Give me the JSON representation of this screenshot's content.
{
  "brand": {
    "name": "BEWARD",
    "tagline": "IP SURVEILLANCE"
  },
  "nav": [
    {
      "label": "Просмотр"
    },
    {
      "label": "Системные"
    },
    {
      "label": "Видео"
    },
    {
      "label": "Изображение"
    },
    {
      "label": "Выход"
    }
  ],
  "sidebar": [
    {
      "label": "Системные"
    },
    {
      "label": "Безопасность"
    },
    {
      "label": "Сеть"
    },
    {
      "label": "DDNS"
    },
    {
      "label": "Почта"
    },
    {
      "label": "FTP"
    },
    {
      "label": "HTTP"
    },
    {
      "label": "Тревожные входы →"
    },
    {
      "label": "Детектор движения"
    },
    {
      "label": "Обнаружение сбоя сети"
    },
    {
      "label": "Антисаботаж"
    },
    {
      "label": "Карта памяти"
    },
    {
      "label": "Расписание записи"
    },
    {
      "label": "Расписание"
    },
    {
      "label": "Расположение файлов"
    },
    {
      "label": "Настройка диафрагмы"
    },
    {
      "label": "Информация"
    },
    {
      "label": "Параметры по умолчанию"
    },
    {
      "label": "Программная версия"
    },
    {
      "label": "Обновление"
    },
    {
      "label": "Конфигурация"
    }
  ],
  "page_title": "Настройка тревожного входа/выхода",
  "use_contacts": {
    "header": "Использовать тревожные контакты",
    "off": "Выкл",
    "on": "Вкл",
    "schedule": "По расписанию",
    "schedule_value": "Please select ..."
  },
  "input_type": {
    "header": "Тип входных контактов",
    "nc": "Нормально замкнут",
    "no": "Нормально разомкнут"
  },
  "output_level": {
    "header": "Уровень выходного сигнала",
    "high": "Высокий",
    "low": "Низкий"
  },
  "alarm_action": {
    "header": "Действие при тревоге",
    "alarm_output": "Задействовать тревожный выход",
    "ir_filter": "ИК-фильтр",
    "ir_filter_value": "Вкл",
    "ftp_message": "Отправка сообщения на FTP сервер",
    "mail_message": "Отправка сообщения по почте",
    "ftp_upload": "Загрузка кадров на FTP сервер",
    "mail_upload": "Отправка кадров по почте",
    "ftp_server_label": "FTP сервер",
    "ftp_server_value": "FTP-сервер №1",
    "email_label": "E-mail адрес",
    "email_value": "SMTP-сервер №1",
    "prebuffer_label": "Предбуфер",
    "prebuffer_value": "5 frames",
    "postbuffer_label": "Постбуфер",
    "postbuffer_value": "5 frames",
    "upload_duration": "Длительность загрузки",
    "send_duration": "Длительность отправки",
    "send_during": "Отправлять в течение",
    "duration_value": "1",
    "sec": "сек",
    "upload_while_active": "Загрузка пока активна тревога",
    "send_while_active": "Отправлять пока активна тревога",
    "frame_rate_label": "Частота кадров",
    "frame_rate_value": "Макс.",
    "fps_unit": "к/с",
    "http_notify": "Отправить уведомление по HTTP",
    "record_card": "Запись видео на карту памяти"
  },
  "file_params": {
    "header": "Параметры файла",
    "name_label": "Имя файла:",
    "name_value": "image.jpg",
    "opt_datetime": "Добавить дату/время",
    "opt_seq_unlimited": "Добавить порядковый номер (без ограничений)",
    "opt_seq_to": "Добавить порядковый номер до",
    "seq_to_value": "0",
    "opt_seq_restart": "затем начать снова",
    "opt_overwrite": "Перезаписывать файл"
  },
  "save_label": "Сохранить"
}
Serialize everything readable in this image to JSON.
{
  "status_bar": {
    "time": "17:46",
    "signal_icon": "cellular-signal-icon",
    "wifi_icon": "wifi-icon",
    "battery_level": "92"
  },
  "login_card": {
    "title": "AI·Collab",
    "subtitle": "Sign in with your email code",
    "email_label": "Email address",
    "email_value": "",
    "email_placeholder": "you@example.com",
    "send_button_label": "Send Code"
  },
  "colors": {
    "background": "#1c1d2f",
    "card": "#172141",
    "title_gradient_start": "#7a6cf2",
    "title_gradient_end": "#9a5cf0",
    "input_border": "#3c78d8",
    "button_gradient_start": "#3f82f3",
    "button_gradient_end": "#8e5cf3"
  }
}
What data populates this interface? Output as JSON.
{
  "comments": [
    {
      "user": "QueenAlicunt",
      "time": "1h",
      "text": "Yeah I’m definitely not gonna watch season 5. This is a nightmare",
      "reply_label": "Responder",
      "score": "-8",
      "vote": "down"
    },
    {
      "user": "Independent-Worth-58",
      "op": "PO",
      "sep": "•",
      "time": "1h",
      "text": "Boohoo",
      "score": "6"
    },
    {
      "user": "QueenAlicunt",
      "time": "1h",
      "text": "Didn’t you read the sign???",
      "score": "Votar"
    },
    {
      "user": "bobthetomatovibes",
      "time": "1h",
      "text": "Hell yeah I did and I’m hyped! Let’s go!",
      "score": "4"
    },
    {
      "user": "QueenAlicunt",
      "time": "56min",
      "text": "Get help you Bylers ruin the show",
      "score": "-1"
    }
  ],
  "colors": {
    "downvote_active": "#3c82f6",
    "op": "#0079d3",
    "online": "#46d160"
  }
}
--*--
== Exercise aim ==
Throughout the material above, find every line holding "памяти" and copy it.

== Task response ==
      "label": "Карта памяти"
    "record_card": "Запись видео на карту памяти"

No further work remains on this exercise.